Data records for software interfaces:
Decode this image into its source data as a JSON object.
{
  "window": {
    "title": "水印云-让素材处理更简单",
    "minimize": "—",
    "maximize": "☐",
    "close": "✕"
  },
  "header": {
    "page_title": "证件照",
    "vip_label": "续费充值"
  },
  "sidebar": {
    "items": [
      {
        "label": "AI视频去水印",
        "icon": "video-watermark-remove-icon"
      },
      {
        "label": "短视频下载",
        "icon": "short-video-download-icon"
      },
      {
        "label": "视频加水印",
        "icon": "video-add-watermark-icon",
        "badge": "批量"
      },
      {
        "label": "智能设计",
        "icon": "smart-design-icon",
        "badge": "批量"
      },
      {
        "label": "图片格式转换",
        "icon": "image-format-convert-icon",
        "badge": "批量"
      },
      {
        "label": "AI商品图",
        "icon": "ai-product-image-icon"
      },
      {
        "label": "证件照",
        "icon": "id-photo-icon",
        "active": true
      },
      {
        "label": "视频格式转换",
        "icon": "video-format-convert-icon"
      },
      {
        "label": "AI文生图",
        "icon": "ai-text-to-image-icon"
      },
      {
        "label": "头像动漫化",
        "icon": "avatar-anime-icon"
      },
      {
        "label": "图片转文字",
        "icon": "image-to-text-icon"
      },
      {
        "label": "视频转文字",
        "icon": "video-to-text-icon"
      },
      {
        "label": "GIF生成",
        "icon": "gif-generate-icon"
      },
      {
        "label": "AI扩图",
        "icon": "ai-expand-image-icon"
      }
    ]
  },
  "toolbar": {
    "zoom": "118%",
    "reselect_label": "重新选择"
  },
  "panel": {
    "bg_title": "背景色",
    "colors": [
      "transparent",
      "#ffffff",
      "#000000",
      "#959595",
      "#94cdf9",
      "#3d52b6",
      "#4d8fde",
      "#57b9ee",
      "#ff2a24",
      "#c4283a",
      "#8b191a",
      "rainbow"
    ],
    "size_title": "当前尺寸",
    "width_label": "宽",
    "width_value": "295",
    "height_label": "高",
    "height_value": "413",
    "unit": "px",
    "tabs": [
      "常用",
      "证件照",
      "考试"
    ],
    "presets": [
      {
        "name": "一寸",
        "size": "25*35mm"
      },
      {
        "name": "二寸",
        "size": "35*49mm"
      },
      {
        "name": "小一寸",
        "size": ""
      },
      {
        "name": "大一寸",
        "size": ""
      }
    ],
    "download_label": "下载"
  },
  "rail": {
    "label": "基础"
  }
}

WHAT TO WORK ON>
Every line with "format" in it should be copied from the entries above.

RESULT FOR THIS TASK>
        "icon": "image-format-convert-icon",
        "icon": "video-format-convert-icon"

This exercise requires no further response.